Saturday, November 20, 2010

GM Mosquito To Stop Dengue

The human death toll caused by disease-carrying mosquitoes has risen. Currently over 2 million of the 700 million people infected by mosquitoes die annually. Scientists have attempted to control these mosquito populations using a range of methods including chemicals, lasers and radiation. Now the results have been released from a new experiment that some have called "birth control for insects", which involves the first ever release of genetically modified mosquitoes into the wild.

Due to the fact that the female mosquitoes are responsible for biting and transmitting diseases like the untreatable dengue fever, scientists considered introducing males sterilized by a genetic mutation as a tool to dramatically decrease the population.
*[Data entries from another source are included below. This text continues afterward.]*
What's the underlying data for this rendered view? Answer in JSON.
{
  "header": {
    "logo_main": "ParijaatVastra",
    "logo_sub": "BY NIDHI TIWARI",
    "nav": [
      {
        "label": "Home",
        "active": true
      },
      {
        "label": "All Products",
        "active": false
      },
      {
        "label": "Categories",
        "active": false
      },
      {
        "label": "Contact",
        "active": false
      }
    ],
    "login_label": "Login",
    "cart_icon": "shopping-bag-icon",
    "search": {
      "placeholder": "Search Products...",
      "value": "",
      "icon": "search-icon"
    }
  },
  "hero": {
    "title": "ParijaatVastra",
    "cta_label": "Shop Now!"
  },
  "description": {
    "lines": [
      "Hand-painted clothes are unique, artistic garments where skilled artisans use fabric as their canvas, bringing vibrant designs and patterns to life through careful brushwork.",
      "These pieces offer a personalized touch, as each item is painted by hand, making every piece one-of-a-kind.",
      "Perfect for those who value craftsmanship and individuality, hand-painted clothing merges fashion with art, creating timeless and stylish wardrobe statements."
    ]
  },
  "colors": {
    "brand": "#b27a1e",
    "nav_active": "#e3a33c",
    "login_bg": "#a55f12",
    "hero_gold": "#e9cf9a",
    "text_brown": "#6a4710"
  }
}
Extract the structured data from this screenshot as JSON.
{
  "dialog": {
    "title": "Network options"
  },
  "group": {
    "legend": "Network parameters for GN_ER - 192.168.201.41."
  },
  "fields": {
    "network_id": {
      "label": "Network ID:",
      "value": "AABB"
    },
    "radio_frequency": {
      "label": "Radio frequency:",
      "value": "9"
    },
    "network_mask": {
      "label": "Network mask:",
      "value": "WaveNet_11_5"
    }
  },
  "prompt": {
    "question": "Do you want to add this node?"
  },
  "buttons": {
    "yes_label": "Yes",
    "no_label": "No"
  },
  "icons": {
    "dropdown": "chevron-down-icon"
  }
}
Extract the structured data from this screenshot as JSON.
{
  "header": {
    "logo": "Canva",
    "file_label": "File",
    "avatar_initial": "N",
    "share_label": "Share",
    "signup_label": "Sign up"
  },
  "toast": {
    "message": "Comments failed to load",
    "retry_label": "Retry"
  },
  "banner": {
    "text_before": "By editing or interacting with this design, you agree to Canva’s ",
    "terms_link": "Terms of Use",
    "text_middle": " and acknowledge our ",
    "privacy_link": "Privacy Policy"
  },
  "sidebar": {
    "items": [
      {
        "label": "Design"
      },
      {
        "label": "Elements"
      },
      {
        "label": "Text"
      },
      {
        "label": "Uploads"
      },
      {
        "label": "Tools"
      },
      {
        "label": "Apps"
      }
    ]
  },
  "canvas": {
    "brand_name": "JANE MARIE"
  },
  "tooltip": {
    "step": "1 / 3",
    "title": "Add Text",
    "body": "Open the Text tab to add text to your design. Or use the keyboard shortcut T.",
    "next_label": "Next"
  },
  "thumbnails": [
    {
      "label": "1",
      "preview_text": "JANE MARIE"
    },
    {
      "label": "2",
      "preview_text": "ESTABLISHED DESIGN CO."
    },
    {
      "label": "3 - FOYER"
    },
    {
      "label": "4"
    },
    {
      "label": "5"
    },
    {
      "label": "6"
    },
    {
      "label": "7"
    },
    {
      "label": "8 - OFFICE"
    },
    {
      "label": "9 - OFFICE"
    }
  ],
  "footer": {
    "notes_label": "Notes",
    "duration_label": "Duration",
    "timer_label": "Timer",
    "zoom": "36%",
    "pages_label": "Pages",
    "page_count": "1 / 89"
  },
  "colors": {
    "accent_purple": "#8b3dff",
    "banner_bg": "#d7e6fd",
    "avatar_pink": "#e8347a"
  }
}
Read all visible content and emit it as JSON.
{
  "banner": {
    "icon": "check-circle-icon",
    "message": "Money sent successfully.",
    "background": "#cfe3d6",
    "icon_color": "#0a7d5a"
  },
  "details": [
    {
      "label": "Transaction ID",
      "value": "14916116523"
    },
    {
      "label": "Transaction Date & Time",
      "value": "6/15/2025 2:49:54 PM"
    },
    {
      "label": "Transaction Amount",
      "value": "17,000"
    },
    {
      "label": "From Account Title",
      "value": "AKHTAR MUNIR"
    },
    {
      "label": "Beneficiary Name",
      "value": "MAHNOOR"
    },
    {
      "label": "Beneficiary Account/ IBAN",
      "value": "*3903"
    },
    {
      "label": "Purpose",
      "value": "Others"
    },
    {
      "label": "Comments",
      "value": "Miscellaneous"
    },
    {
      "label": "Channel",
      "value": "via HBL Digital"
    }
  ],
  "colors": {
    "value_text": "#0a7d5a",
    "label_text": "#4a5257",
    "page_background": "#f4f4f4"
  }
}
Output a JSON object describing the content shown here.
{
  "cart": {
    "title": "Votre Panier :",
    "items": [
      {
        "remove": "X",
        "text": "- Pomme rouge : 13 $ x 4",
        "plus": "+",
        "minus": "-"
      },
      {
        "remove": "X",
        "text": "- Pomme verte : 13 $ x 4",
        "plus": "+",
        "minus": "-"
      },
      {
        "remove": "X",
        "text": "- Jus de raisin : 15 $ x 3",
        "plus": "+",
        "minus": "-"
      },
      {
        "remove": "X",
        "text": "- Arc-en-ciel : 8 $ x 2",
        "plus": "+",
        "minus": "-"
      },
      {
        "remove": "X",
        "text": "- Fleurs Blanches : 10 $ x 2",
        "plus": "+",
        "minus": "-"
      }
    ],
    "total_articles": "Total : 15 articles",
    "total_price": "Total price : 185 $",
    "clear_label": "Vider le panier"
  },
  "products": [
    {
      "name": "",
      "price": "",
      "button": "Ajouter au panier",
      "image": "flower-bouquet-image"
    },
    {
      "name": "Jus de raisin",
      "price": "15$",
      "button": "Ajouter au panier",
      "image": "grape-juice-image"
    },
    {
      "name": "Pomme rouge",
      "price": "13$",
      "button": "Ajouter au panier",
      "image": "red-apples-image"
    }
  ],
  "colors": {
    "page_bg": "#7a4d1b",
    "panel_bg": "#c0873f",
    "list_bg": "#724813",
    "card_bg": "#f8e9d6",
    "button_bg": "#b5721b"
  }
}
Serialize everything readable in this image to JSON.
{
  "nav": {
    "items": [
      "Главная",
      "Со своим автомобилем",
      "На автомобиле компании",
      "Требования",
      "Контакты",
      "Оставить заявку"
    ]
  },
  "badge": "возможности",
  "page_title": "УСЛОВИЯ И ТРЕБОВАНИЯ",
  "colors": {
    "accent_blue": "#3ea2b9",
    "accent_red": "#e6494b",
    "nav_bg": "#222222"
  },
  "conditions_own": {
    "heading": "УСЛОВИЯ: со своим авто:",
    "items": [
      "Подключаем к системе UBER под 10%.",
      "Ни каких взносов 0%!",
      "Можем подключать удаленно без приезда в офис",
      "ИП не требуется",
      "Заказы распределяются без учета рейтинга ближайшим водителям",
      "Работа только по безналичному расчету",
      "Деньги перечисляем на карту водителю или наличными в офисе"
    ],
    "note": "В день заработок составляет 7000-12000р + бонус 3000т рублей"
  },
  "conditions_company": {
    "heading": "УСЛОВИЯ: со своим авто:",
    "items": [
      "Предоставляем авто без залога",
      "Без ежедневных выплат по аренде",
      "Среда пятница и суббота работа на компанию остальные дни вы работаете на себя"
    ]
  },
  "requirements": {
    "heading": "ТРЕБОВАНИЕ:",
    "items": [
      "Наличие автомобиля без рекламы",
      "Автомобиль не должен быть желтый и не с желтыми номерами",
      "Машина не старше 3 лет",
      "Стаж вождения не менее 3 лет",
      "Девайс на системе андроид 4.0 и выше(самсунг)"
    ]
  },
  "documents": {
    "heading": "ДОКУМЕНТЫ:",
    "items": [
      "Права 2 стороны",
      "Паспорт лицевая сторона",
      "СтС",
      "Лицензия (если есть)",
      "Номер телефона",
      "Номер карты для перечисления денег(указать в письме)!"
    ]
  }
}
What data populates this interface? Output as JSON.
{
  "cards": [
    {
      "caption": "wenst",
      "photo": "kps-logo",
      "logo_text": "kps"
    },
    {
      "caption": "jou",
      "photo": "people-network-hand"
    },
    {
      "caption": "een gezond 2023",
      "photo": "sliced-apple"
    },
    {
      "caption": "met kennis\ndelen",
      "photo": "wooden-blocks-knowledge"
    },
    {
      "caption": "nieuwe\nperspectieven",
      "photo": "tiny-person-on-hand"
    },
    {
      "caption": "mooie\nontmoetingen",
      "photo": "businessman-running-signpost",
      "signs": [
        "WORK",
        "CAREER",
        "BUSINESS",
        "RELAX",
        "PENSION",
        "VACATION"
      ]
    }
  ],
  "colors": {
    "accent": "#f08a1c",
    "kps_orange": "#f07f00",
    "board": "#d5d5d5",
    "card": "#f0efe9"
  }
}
From May to October of this year Oxitec, the Oxford-based research firm, released sterilized male mosquitoes 3 times per week in a 40-acre region of The Cayman Islands. Upon mating with a sterile male, the female would produce no offspring, in turn shrinking the next generation's population. This Sterile Insect Technique (SIT) has been used in the past, but the insects have always been rendered sterile using radiation, rather than by a genetic modification. Using this new method, by August there was an 80% drop in the mosquito population within that region.

Releasing transgenic animals into the wild is cause for concern to many environmentalists who fear that killing off an entire mosquito population could harm dependent species higher on the food chain. Oxitic insists the method is safe and will not have any permanent ecological impact since the sterilizing gene can't be passed on to future generations. The introduction of competitive species has gone awry in the past, like the disaster after Cane Toads were brought to Australia.

No comments: